*** LISTED ENTRIES

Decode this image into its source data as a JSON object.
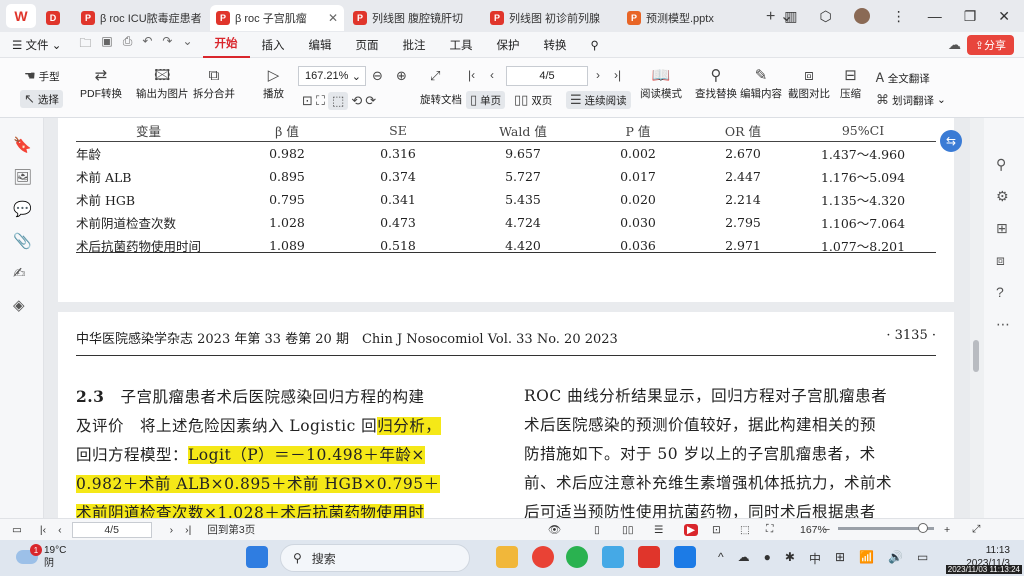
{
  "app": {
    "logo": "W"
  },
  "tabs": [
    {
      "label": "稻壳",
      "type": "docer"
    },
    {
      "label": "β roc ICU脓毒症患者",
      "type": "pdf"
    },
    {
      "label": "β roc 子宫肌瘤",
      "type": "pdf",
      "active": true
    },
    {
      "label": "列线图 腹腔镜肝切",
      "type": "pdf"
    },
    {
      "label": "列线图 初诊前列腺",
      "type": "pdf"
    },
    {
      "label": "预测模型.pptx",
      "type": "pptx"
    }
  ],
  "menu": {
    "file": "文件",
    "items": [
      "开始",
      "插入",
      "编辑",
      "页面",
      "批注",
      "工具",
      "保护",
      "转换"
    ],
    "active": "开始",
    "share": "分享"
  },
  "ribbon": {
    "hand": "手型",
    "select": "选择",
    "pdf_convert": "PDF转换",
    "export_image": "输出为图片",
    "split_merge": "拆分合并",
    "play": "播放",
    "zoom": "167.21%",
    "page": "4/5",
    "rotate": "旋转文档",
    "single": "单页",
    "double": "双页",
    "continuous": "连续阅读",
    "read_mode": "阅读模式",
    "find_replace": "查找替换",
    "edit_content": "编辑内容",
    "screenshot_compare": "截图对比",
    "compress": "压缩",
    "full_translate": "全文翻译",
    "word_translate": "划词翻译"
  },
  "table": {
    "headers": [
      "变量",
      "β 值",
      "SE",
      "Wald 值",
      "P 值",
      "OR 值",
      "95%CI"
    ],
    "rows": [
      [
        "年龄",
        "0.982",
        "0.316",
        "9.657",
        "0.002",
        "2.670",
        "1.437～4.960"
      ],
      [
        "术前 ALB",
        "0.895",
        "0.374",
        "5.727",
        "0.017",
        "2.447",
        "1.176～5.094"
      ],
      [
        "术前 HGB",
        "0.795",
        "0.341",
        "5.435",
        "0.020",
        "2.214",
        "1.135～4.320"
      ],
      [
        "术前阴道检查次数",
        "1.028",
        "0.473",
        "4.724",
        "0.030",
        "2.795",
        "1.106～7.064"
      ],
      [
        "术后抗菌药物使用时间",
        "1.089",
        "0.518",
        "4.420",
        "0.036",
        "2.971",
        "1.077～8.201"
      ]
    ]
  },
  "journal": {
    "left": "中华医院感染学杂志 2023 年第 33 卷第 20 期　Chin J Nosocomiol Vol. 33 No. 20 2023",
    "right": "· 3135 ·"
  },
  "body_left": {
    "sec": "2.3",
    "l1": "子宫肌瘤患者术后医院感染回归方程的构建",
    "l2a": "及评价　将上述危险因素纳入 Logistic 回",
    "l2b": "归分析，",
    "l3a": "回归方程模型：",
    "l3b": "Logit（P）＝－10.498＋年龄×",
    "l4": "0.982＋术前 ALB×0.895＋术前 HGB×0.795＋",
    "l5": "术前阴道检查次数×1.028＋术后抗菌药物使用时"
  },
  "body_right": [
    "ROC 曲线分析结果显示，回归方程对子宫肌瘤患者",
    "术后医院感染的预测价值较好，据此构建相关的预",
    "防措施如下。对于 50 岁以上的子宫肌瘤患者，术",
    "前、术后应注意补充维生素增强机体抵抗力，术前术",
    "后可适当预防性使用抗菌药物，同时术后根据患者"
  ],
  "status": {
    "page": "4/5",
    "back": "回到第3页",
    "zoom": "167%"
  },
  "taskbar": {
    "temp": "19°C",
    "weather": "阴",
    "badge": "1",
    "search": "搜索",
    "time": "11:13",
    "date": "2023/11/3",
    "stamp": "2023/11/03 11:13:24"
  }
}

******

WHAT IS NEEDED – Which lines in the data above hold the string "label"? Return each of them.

EXPECTED ANSWER –
      "label": "稻壳",
      "label": "β roc ICU脓毒症患者",
      "label": "β roc 子宫肌瘤",
      "label": "列线图 腹腔镜肝切",
      "label": "列线图 初诊前列腺",
      "label": "预测模型.pptx",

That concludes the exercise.